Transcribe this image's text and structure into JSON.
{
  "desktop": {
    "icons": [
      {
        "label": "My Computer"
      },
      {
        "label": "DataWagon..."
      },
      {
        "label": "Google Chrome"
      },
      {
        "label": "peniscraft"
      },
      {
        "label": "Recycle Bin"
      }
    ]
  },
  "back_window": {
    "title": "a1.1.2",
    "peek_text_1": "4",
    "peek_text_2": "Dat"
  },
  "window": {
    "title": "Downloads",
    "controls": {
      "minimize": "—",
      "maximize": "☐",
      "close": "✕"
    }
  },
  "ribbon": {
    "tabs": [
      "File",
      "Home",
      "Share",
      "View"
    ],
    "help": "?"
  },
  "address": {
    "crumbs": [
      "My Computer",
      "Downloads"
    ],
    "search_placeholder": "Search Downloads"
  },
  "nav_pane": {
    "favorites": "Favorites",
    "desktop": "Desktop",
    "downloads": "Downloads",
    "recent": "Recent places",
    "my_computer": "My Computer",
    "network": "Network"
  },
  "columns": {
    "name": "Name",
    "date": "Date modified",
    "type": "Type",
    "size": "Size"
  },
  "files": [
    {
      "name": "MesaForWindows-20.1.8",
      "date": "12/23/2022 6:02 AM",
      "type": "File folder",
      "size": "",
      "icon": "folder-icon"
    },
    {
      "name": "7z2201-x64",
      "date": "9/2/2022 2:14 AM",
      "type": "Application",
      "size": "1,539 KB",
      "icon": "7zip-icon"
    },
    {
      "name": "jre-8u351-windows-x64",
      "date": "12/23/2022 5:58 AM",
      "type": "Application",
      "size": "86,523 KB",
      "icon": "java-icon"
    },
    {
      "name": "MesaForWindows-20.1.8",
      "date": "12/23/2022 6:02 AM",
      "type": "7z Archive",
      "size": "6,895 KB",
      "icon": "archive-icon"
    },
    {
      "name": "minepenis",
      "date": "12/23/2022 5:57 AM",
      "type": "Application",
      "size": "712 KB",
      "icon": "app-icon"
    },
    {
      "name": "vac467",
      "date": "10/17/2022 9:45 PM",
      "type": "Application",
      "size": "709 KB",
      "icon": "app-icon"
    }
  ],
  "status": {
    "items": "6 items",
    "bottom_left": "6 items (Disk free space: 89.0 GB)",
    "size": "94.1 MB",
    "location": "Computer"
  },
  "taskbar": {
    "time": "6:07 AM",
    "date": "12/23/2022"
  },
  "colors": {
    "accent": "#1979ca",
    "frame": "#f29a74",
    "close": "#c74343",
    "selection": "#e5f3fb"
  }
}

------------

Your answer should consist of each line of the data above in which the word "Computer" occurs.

- **SOLUTION FOR THIS EXERCISE**:
        "label": "My Computer"
      "My Computer",
    "my_computer": "My Computer",
    "location": "Computer"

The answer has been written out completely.